You, Yuuri doesn’t say, but he thinks it. It’s not fair, and it’s not even true. The fault doesn’t fall on Victor that Yuuri let everyone down at the moment he should’ve proven that he was worth all of their time and sacrifice—that he could’ve been a worthy soulmate for Victor, even. But that was only ever some weird, creepy pipe dream that at least half of Victor’s fans daydream about.
Sometimes Yuuri will sit and wonder which one of those fans might be one of Victor’s actual soulmates—though that path leads to madness.
Well, more madness than he’s already dealing with.
“You’re not real, but I’m sure you know about Sochi through my brain.” Yuuri grimaces, pushing the rest of his cereal away. “Don’t pretend you don’t know.”
“How do you know I’m not the real Victor Nikiforov?” Vitya leans forward, eyes searching Yuuri’s face. “Soulmates work in mysterious ways, you know.”
Yuuri meets Vitya’s gaze, weighing his words. Of course that’s what Vitya latches onto. Being soulmates means a deep connection between people, no matter the type of relationship. Victor would’ve known, Yuuri would’ve known. Something should’ve happened when they saw each other, but it didn’t. Still, though, that’s not Yuuri’s greatest reasoning at this point. And what’s the use in keeping the truth from himself? “I know you’re not real because there is no universe in which Victor Nikiforov could love me.”
Vitya sucks in a breath. “He could love you.”
Yuuri shrugs. “Sure. And I could grow a second head.”
“Fine!” Vitya stands up, looking down at Yuuri. “Then I’ll just have to take every opportunity to prove I’m real, and that I’m your soulmate, and that you’re a beautiful skater.”
Yuuri glares up at him. Fine, he wants to prove he’s real? That all that nonsense is true? Well, Yuuri’s going spend just as much time proving the opposite. “Have fun with that. But you haven’t been awkward at all about showing up in my apartment. You haven’t questioned anything. You say my skating’s ‘beautiful’ when the real Victor didn’t even know my name at Sochi. And you’re way more enthusiastic and way less suave than the Victor that I’ve seen on TV.”
“That’s… a lot to unpack.” Vitya frowns. “But first, that Victor isn’t—”
The door slams, making both Vitya and Yuuri jump.
Phichit turns the corner out of their small entrance hall and…
And the clothes Vitya’s wearing immediately flutter through him and to the floor.
Well… that’s the same as when Yuuri was younger.

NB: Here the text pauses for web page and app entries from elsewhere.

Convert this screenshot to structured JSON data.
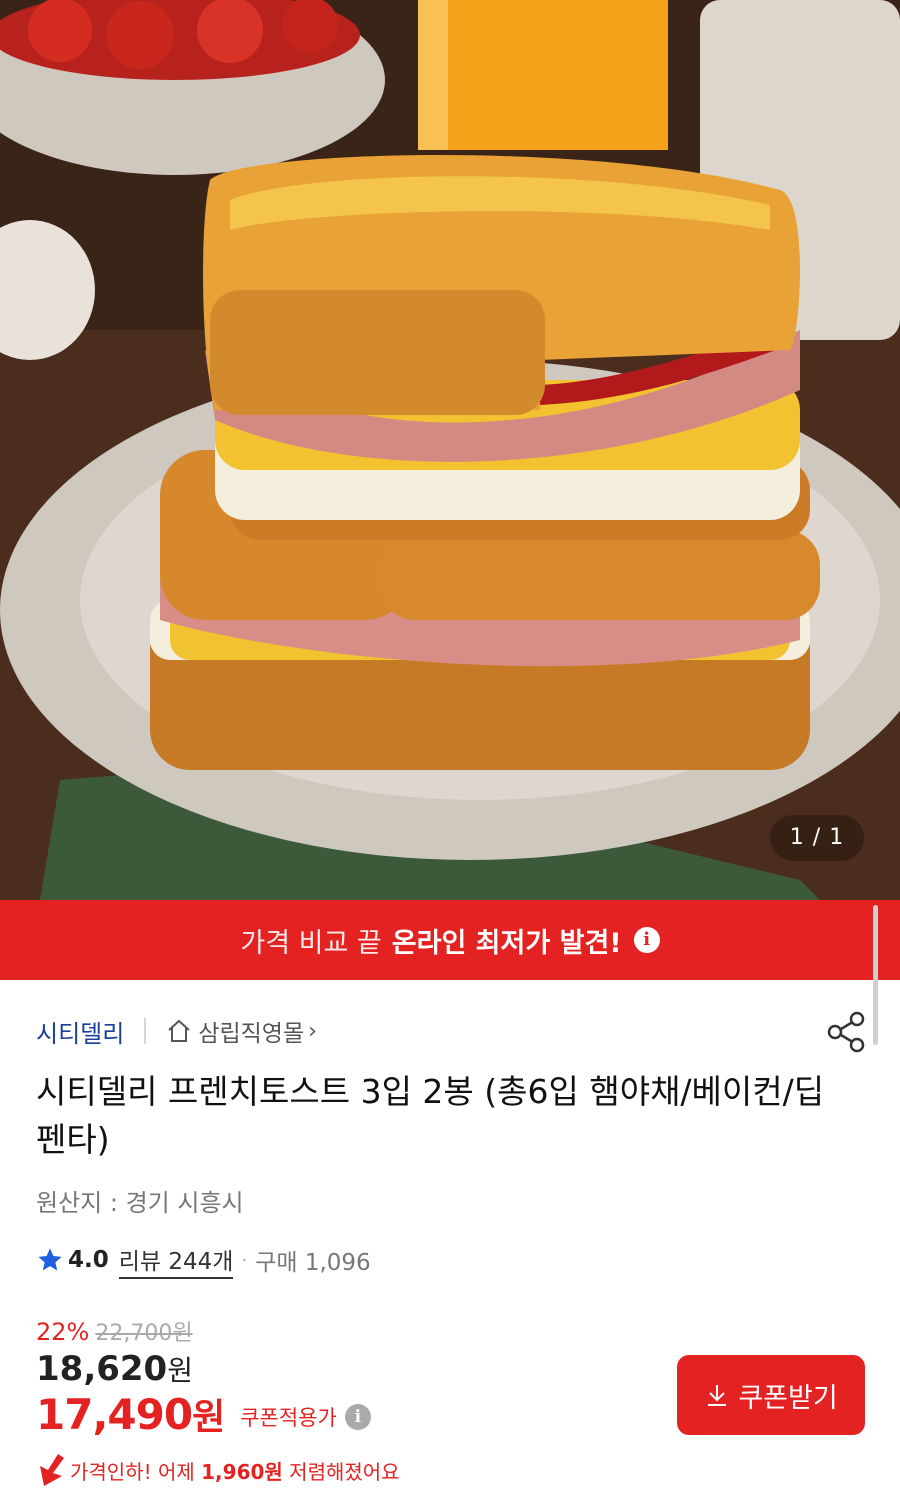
{
  "hero": {
    "counter": "1 / 1",
    "image_icon": "food-photo"
  },
  "banner": {
    "lead": "가격 비교 끝",
    "emphasis": "온라인 최저가 발견!",
    "icon": "info-icon",
    "background": "#e52222"
  },
  "seller": {
    "brand": "시티델리",
    "store": "삼립직영몰",
    "store_chevron": "›",
    "home_icon": "home-icon",
    "share_icon": "share-icon"
  },
  "product": {
    "title": "시티델리 프렌치토스트 3입 2봉 (총6입 햄야채/베이컨/딥펜타)",
    "origin": "원산지 : 경기 시흥시"
  },
  "rating": {
    "star_icon": "star-icon",
    "score": "4.0",
    "reviews": "리뷰 244개",
    "separator": "·",
    "purchases": "구매 1,096"
  },
  "price": {
    "discount_rate": "22%",
    "original_price": "22,700원",
    "sale_price": "18,620",
    "sale_unit": "원",
    "coupon_price": "17,490",
    "coupon_unit": "원",
    "coupon_note": "쿠폰적용가",
    "coupon_info_icon": "info-icon",
    "accent_color": "#e52222"
  },
  "coupon_button": {
    "label": "쿠폰받기",
    "icon": "download-icon"
  },
  "price_drop": {
    "icon": "arrow-down-icon",
    "prefix": "가격인하! 어제 ",
    "amount": "1,960원",
    "suffix": " 저렴해졌어요"
  }
}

Vitya can hold things until someone other than Yuuri sees him, and then he goes slightly transparent. It was really unhelpful when Yuuri was trying get help with his chores, and it made everyone think Yuuri was a klutz for a while, but everyone assumed he’d grown out of it.
But now Vitya’s naked again, and Phichit’s back from the rink, and Yuuri has no excuse.

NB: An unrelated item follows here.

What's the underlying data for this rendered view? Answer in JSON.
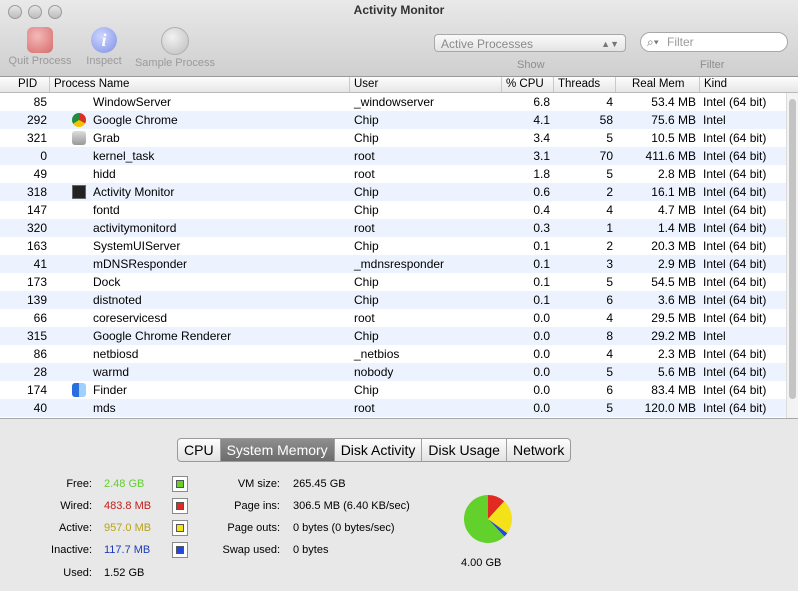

Yuuri glances between Vitya and Phichit, but Phichit’s eyes don’t even pause on the very naked imaginary man at the table—another sample of evidence for Yuuri’s case—and instead glue themselves to the clothes that shouldn’t be there.
With a deep breath, Yuuri places his face in his hands.
This is going to be awkward, isn’t it?